Treasury Secretary Steve Mnuchin gestures as he answers questions during a press briefing at the White House in Washington,  Feb. 23, 2018.
Treasury Secretary Steve Mnuchin gestures as he answers questions during a press briefing at the White House in Washington, Feb. 23, 2018.

The United States has blacklisted two dozen Russian "cyber actors" for interfering in the 2016 U.S. presidential election and other malicious cyber-attacks.

The U.S. Treasury Department sanctions targeted the GRU, the Russian military intelligence organization, and 13 Russians already indicted by U.S. special counsel Robert Mueller in his investigation of Moscow's meddling in the election, and the Internet Research Agency, the St. Petersburg company that sought to sow discord in the U.S. election with fake stories and commentary about controversial American issues.

Treasury Secretary Steve Mnuchin said Thursdy the Trump administration "is confronting and countering malign Russian cyber activity, including their attempted interference in U.S. elections, destructive cyber-attacks, and intrusions targeting critical infrastructure.   These targeted sanctions are a part of a broader effort to address the ongoing nefarious attacks emanating from Russia."

The sanctions mark the first time the Trump administration has laid direct blame for election interference on the Russian government.

Trump has only reluctantly acknowledged Russian interference, saying it could have been other countries or individuals as well.  He has ridiculed claims that his campaign colluded with Russian interests during his successful run for a four-year White House term as an excuse by opposition Democrats to explain his upset win over former Secretary of State Hillary Clinton.

19 targeted

Treasury's action blocks any the 19 sanctioned individuals and five entities from doing any business in the United States, while saying that Americans "are generally prohibited from engaging in transactions with them."

Treasury said its "action counters Russia’s continuing destabilizing activities, ranging from interference in the 2016 U.S. election to conducting destructive cyber-attacks," including the June 2017 NotPetya attack that hit European businesses.

It described the NotPetya incident last year as "the most destructive and costly cyber-attack in history.  The attack resulted in billions of dollars in damage across Europe, Asia, and the United States, and significantly disrupted global shipping, trade, and the production of medicines.  Additionally, several hospitals in the United States were unable to create electronic records for more than a week."
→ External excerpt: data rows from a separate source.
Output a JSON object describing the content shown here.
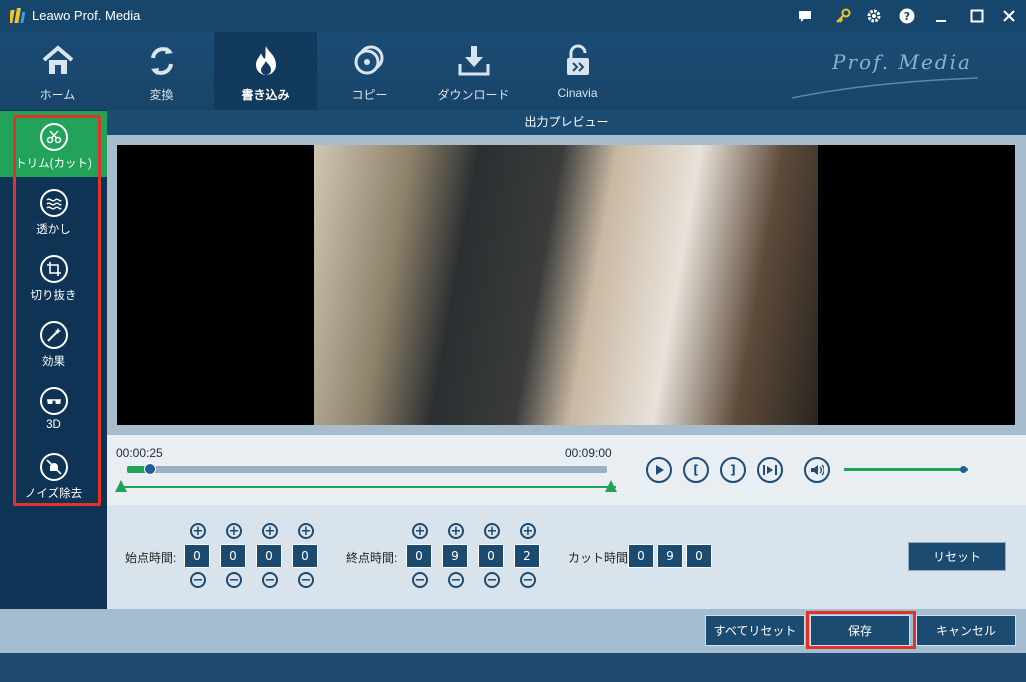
{
  "app": {
    "title": "Leawo Prof. Media",
    "brand": "Prof. Media"
  },
  "nav": {
    "tabs": [
      {
        "label": "ホーム",
        "icon": "home-icon"
      },
      {
        "label": "変換",
        "icon": "convert-icon"
      },
      {
        "label": "書き込み",
        "icon": "burn-icon",
        "active": true
      },
      {
        "label": "コピー",
        "icon": "disc-copy-icon"
      },
      {
        "label": "ダウンロード",
        "icon": "download-icon"
      },
      {
        "label": "Cinavia",
        "icon": "unlock-icon"
      }
    ]
  },
  "sidebar": {
    "items": [
      {
        "label": "トリム(カット)",
        "icon": "scissors-icon",
        "active": true
      },
      {
        "label": "透かし",
        "icon": "watermark-icon"
      },
      {
        "label": "切り抜き",
        "icon": "crop-icon"
      },
      {
        "label": "効果",
        "icon": "effect-wand-icon"
      },
      {
        "label": "3D",
        "icon": "3d-glasses-icon"
      },
      {
        "label": "ノイズ除去",
        "icon": "denoise-icon"
      }
    ]
  },
  "preview": {
    "header": "出力プレビュー"
  },
  "playback": {
    "start_time": "00:00:25",
    "end_time": "00:09:00",
    "progress_fraction": 0.047,
    "volume_fraction": 0.96
  },
  "trim": {
    "start_label": "始点時間:",
    "start_digits": [
      "0",
      "0",
      "0",
      "0"
    ],
    "end_label": "終点時間:",
    "end_digits": [
      "0",
      "9",
      "0",
      "2"
    ],
    "cut_label": "カット時間:",
    "cut_digits": [
      "0",
      "9",
      "0"
    ],
    "reset_label": "リセット"
  },
  "footer": {
    "reset_all_label": "すべてリセット",
    "save_label": "保存",
    "cancel_label": "キャンセル"
  },
  "colors": {
    "accent_green": "#21a35a",
    "highlight_red": "#e2332b",
    "navy": "#1c4b71"
  }
}
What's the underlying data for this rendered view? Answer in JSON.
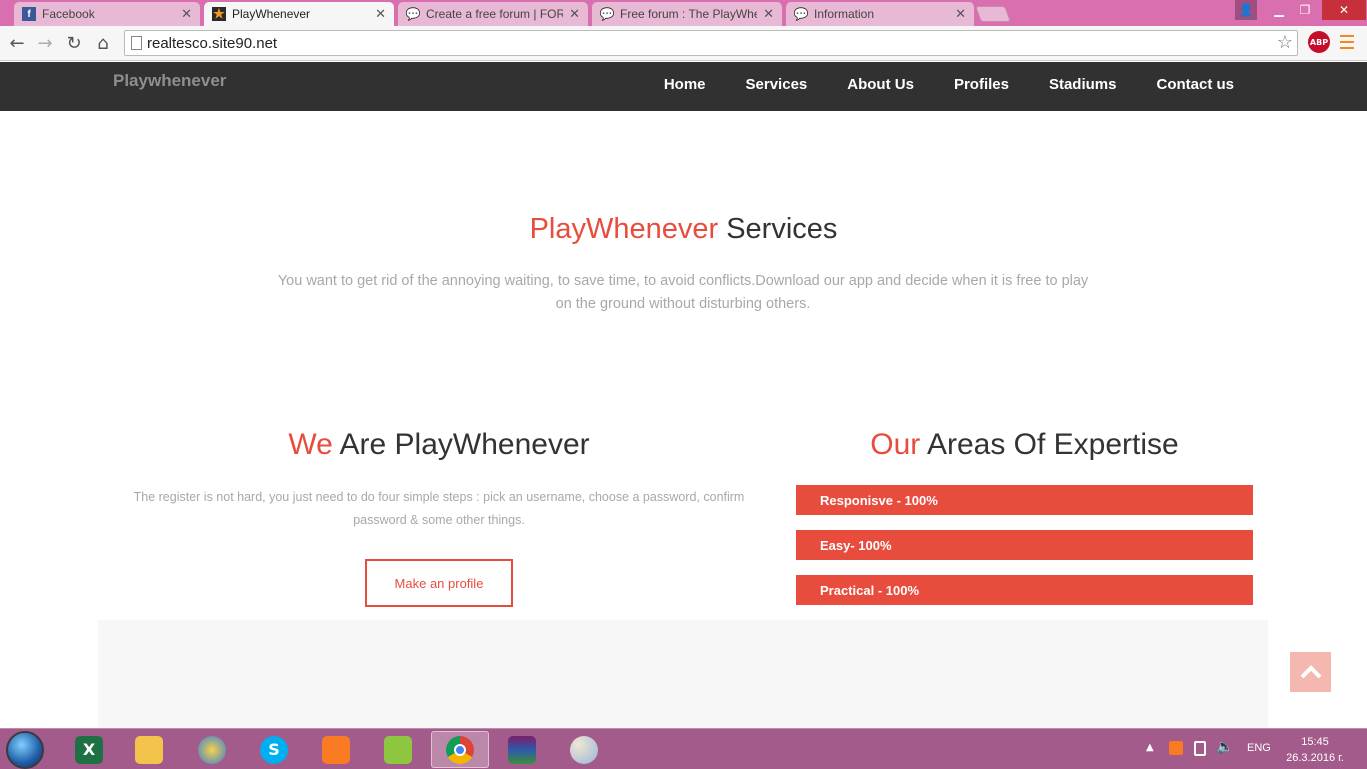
{
  "browser": {
    "tabs": [
      {
        "title": "Facebook",
        "icon": "facebook-icon",
        "active": false
      },
      {
        "title": "PlayWhenever",
        "icon": "star-icon",
        "active": true
      },
      {
        "title": "Create a free forum | FOR",
        "icon": "forum-icon",
        "active": false
      },
      {
        "title": "Free forum : The PlayWhe",
        "icon": "forum-icon",
        "active": false
      },
      {
        "title": "Information",
        "icon": "forum-icon",
        "active": false
      }
    ],
    "url": "realtesco.site90.net",
    "abp_label": "ABP"
  },
  "site": {
    "brand": "Playwhenever",
    "nav": [
      "Home",
      "Services",
      "About Us",
      "Profiles",
      "Stadiums",
      "Contact us"
    ],
    "services": {
      "title_accent": "PlayWhenever",
      "title_rest": " Services",
      "lead": "You want to get rid of the annoying waiting, to save time, to avoid conflicts.Download our app and decide when it is free to play on the ground without disturbing others."
    },
    "about": {
      "title_accent": "We",
      "title_rest": " Are PlayWhenever",
      "text": "The register is not hard, you just need to do four simple steps : pick an username, choose a password, confirm password & some other things.",
      "button": "Make an profile"
    },
    "expertise": {
      "title_accent": "Our",
      "title_rest": " Areas Of Expertise",
      "skills": [
        {
          "label": "Responisve - 100%",
          "level": 100
        },
        {
          "label": "Easy- 100%",
          "level": 100
        },
        {
          "label": "Practical - 100%",
          "level": 100
        }
      ]
    },
    "accent_color": "#e84c3d"
  },
  "taskbar": {
    "apps": [
      "excel-icon",
      "file-explorer-icon",
      "internet-app-icon",
      "skype-icon",
      "xampp-icon",
      "notepad-plus-icon",
      "chrome-icon",
      "winrar-icon",
      "paint-icon"
    ],
    "language": "ENG",
    "time": "15:45",
    "date": "26.3.2016 г."
  }
}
The Treasury statement said that since "at least March 2016, Russian government cyber actors have also targeted U.S. government entities and multiple U.S. critical infrastructure sectors, including the energy, nuclear, commercial facilities, water, aviation, and critical manufacturing sectors."
Treasury said that in addition to imposing the sanctions, it is continuing to "pressure Russia for its ongoing efforts to destabilize Ukraine, occupy Crimea, meddle in elections, as well as for its endemic corruption and human rights abuses."

It said the "recent use of a military-grade nerve agent in an attempt to murder two (British) citizens further demonstrates the reckless and irresponsible conduct of its government."

Army Lieutenant General Paul Nakasone appears befo
Army Lieutenant General Paul Nakasone appears before the Senate Armed Services Committee to discuss his qualifications as nominee to lead the National Security Agency and U.S. Cyber Command, during a hearing on Capitol Hill in Washington, March 1, 2018.

Trump's choice to lead the National Security Agency, the lead U.S. electronic spy agency, also expressed concern about Russia’s cyber activity during his confirmation hearing at the Senate Intelligence Committee on Thursday.

"Unless the calculus changes, we should expect continued issues,” said Army Lt. Gen. Paul Nakasone, who has also been nominated to head the U.S. military’s Cyber Command.

But he agreed with lawmakers about the need for a comprehensive strategy for defending the country in cyber space, as well as to protect critical infrastructure like the U.S electrical grid.

“An overall strategy for how the nation is going to defend itself in cyber space is very important,” Nakasone said, calling it, “obviously one of the things that would help.”

The ranking Democrat on the Senate Intelligence Committee, Virginia’s Mark Warner, was more direct.

"We need a clearly articulated cyber doctrine that will deter nations like Russia from going after our crucial institutions," Warner said. "We've got make sure they know whether it's Russia or other near-peer adversaries that there will be consequences.”

U.S. intelligence officials have repeatedly warned Russian efforts to interfere with U.S. elections continue unabated, as Moscow views its efforts in the 2016 U.S. presidential election as a success.